------ Task material ------

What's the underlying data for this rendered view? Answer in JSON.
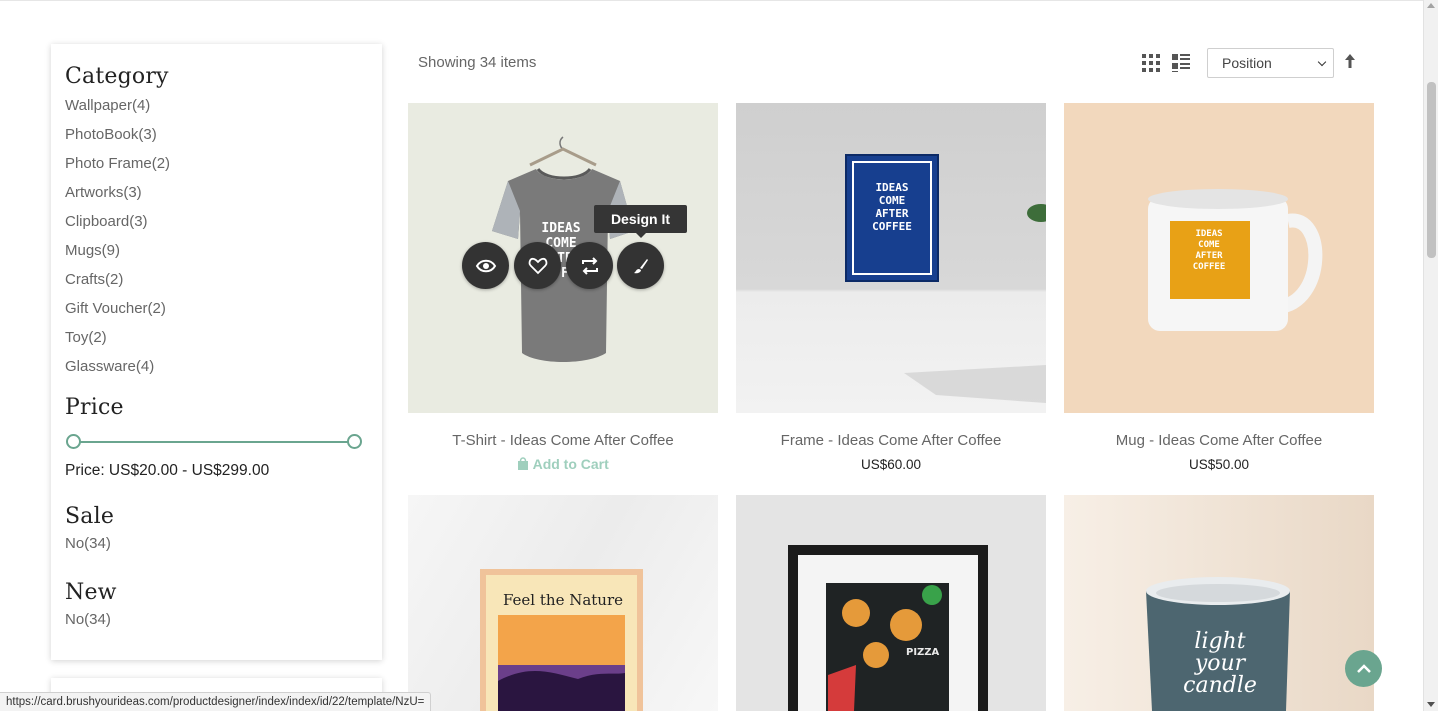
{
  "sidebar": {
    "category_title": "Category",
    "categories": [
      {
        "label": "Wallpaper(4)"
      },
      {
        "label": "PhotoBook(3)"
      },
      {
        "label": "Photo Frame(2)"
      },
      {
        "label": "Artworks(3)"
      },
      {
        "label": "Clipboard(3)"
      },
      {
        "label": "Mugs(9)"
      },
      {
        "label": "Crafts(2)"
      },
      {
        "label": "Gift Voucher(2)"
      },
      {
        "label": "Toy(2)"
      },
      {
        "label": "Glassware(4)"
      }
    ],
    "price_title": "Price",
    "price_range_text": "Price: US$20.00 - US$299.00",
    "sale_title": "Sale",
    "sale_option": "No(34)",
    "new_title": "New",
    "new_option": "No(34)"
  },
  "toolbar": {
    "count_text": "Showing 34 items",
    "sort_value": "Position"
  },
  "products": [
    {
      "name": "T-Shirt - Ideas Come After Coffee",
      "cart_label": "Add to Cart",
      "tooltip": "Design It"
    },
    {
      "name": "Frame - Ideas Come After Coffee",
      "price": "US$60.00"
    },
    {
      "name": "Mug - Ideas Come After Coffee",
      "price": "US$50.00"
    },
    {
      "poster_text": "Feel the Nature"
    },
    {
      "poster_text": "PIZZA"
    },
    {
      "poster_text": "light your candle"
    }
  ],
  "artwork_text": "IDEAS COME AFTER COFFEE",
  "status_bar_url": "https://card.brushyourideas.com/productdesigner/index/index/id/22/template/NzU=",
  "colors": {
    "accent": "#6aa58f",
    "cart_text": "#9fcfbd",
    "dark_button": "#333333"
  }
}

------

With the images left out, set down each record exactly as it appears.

What's the underlying data for this rendered view? Answer in JSON.
{
  "sidebar": {
    "category_title": "Category",
    "categories": [
      {
        "label": "Wallpaper(4)"
      },
      {
        "label": "PhotoBook(3)"
      },
      {
        "label": "Photo Frame(2)"
      },
      {
        "label": "Artworks(3)"
      },
      {
        "label": "Clipboard(3)"
      },
      {
        "label": "Mugs(9)"
      },
      {
        "label": "Crafts(2)"
      },
      {
        "label": "Gift Voucher(2)"
      },
      {
        "label": "Toy(2)"
      },
      {
        "label": "Glassware(4)"
      }
    ],
    "price_title": "Price",
    "price_range_text": "Price: US$20.00 - US$299.00",
    "sale_title": "Sale",
    "sale_option": "No(34)",
    "new_title": "New",
    "new_option": "No(34)"
  },
  "toolbar": {
    "count_text": "Showing 34 items",
    "sort_value": "Position"
  },
  "products": [
    {
      "name": "T-Shirt - Ideas Come After Coffee",
      "cart_label": "Add to Cart",
      "tooltip": "Design It"
    },
    {
      "name": "Frame - Ideas Come After Coffee",
      "price": "US$60.00"
    },
    {
      "name": "Mug - Ideas Come After Coffee",
      "price": "US$50.00"
    },
    {
      "poster_text": "Feel the Nature"
    },
    {
      "poster_text": "PIZZA"
    },
    {
      "poster_text": "light your candle"
    }
  ],
  "artwork_text": "IDEAS COME AFTER COFFEE",
  "status_bar_url": "https://card.brushyourideas.com/productdesigner/index/index/id/22/template/NzU=",
  "colors": {
    "accent": "#6aa58f",
    "cart_text": "#9fcfbd",
    "dark_button": "#333333"
  }
}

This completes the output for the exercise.